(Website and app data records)
..........

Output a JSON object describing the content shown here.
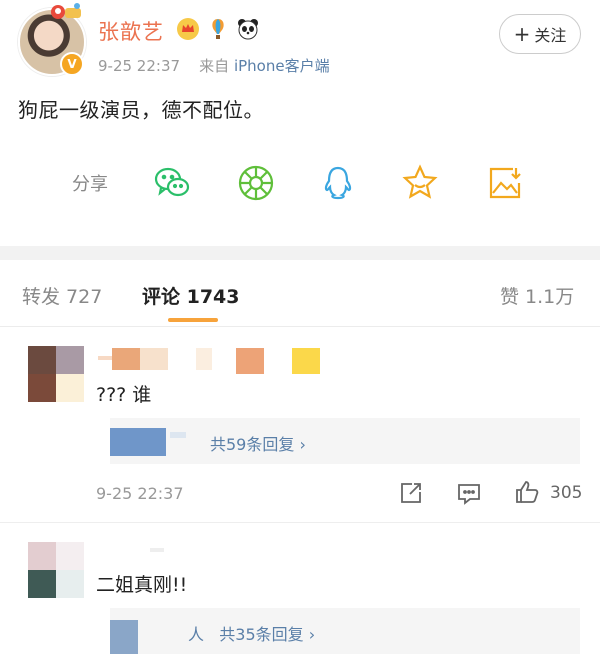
{
  "post": {
    "username": "张歆艺",
    "timestamp": "9-25 22:37",
    "source_prefix": "来自",
    "source": "iPhone客户端",
    "follow_label": "关注",
    "text": "狗屁一级演员，德不配位。"
  },
  "share": {
    "label": "分享",
    "icons": [
      "wechat-icon",
      "moments-icon",
      "qq-icon",
      "favorite-icon",
      "save-image-icon"
    ]
  },
  "tabs": {
    "repost": "转发 727",
    "comments": "评论 1743",
    "likes": "赞 1.1万"
  },
  "comments": [
    {
      "text": "??? 谁",
      "reply_text": "共59条回复",
      "time": "9-25 22:37",
      "likes": "305"
    },
    {
      "text": "二姐真刚!!",
      "reply_prefix": "人",
      "reply_text": "共35条回复"
    }
  ],
  "colors": {
    "username": "#eb7350",
    "link": "#5a7fa8",
    "tab_accent": "#f7a33b"
  }
}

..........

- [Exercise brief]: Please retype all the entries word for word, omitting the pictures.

- [Exercise solution]:
Output a JSON object describing the content shown here.
{
  "post": {
    "username": "张歆艺",
    "timestamp": "9-25 22:37",
    "source_prefix": "来自",
    "source": "iPhone客户端",
    "follow_label": "关注",
    "text": "狗屁一级演员，德不配位。"
  },
  "share": {
    "label": "分享",
    "icons": [
      "wechat-icon",
      "moments-icon",
      "qq-icon",
      "favorite-icon",
      "save-image-icon"
    ]
  },
  "tabs": {
    "repost": "转发 727",
    "comments": "评论 1743",
    "likes": "赞 1.1万"
  },
  "comments": [
    {
      "text": "??? 谁",
      "reply_text": "共59条回复",
      "time": "9-25 22:37",
      "likes": "305"
    },
    {
      "text": "二姐真刚!!",
      "reply_prefix": "人",
      "reply_text": "共35条回复"
    }
  ],
  "colors": {
    "username": "#eb7350",
    "link": "#5a7fa8",
    "tab_accent": "#f7a33b"
  }
}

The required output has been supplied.